## EXERCISE INSTRUCTIONS
Nothing in the listing may be skipped; repeat it all exactly.

## EXCERPTED RECORDS

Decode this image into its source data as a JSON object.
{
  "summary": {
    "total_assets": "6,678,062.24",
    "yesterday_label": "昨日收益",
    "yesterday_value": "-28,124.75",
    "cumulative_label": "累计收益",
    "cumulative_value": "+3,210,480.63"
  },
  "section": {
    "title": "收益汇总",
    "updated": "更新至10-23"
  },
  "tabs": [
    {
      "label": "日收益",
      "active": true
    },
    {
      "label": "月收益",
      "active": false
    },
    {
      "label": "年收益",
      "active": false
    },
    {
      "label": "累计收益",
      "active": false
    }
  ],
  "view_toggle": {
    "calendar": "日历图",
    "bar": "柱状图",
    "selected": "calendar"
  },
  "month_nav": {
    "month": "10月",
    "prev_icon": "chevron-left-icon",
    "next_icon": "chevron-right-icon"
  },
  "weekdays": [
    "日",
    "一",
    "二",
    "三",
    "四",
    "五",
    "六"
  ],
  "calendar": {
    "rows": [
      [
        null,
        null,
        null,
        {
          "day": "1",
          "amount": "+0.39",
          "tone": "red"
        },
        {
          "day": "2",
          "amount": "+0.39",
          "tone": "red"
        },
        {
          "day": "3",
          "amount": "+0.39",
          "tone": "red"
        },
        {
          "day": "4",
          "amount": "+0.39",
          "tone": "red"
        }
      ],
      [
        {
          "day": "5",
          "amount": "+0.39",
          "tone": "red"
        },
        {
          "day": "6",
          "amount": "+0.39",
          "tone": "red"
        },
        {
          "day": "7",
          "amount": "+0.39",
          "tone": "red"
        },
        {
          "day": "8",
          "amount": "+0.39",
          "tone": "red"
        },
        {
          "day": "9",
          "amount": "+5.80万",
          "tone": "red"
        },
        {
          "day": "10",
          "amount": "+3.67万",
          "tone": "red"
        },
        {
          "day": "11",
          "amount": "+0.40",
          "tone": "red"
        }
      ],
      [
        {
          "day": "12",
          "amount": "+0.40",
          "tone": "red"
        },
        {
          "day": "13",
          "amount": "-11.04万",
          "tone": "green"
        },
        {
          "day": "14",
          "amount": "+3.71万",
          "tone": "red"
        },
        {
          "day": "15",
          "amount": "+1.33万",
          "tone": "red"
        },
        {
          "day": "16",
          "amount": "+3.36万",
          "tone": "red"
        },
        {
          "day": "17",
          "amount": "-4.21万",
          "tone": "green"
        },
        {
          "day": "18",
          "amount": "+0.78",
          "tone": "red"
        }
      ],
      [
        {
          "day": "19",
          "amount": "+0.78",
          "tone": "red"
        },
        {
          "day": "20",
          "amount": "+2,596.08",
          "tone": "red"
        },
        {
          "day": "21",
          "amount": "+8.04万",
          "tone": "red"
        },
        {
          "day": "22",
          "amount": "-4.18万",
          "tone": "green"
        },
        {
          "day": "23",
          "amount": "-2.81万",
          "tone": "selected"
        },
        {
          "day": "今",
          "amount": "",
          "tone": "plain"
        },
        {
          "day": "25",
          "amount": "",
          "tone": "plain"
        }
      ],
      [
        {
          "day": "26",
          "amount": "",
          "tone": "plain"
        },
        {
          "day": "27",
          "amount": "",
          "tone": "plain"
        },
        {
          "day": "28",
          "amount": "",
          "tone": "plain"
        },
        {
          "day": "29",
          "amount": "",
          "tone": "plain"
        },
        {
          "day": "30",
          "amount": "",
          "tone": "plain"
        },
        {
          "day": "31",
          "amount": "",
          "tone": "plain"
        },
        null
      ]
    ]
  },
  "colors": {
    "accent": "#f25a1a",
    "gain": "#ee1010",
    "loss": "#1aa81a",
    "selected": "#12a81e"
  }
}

## RESPONSE FOR THIS EXERCISE
Decode this image into its source data as a JSON object.
{
  "summary": {
    "total_assets": "6,678,062.24",
    "yesterday_label": "昨日收益",
    "yesterday_value": "-28,124.75",
    "cumulative_label": "累计收益",
    "cumulative_value": "+3,210,480.63"
  },
  "section": {
    "title": "收益汇总",
    "updated": "更新至10-23"
  },
  "tabs": [
    {
      "label": "日收益",
      "active": true
    },
    {
      "label": "月收益",
      "active": false
    },
    {
      "label": "年收益",
      "active": false
    },
    {
      "label": "累计收益",
      "active": false
    }
  ],
  "view_toggle": {
    "calendar": "日历图",
    "bar": "柱状图",
    "selected": "calendar"
  },
  "month_nav": {
    "month": "10月",
    "prev_icon": "chevron-left-icon",
    "next_icon": "chevron-right-icon"
  },
  "weekdays": [
    "日",
    "一",
    "二",
    "三",
    "四",
    "五",
    "六"
  ],
  "calendar": {
    "rows": [
      [
        null,
        null,
        null,
        {
          "day": "1",
          "amount": "+0.39",
          "tone": "red"
        },
        {
          "day": "2",
          "amount": "+0.39",
          "tone": "red"
        },
        {
          "day": "3",
          "amount": "+0.39",
          "tone": "red"
        },
        {
          "day": "4",
          "amount": "+0.39",
          "tone": "red"
        }
      ],
      [
        {
          "day": "5",
          "amount": "+0.39",
          "tone": "red"
        },
        {
          "day": "6",
          "amount": "+0.39",
          "tone": "red"
        },
        {
          "day": "7",
          "amount": "+0.39",
          "tone": "red"
        },
        {
          "day": "8",
          "amount": "+0.39",
          "tone": "red"
        },
        {
          "day": "9",
          "amount": "+5.80万",
          "tone": "red"
        },
        {
          "day": "10",
          "amount": "+3.67万",
          "tone": "red"
        },
        {
          "day": "11",
          "amount": "+0.40",
          "tone": "red"
        }
      ],
      [
        {
          "day": "12",
          "amount": "+0.40",
          "tone": "red"
        },
        {
          "day": "13",
          "amount": "-11.04万",
          "tone": "green"
        },
        {
          "day": "14",
          "amount": "+3.71万",
          "tone": "red"
        },
        {
          "day": "15",
          "amount": "+1.33万",
          "tone": "red"
        },
        {
          "day": "16",
          "amount": "+3.36万",
          "tone": "red"
        },
        {
          "day": "17",
          "amount": "-4.21万",
          "tone": "green"
        },
        {
          "day": "18",
          "amount": "+0.78",
          "tone": "red"
        }
      ],
      [
        {
          "day": "19",
          "amount": "+0.78",
          "tone": "red"
        },
        {
          "day": "20",
          "amount": "+2,596.08",
          "tone": "red"
        },
        {
          "day": "21",
          "amount": "+8.04万",
          "tone": "red"
        },
        {
          "day": "22",
          "amount": "-4.18万",
          "tone": "green"
        },
        {
          "day": "23",
          "amount": "-2.81万",
          "tone": "selected"
        },
        {
          "day": "今",
          "amount": "",
          "tone": "plain"
        },
        {
          "day": "25",
          "amount": "",
          "tone": "plain"
        }
      ],
      [
        {
          "day": "26",
          "amount": "",
          "tone": "plain"
        },
        {
          "day": "27",
          "amount": "",
          "tone": "plain"
        },
        {
          "day": "28",
          "amount": "",
          "tone": "plain"
        },
        {
          "day": "29",
          "amount": "",
          "tone": "plain"
        },
        {
          "day": "30",
          "amount": "",
          "tone": "plain"
        },
        {
          "day": "31",
          "amount": "",
          "tone": "plain"
        },
        null
      ]
    ]
  },
  "colors": {
    "accent": "#f25a1a",
    "gain": "#ee1010",
    "loss": "#1aa81a",
    "selected": "#12a81e"
  }
}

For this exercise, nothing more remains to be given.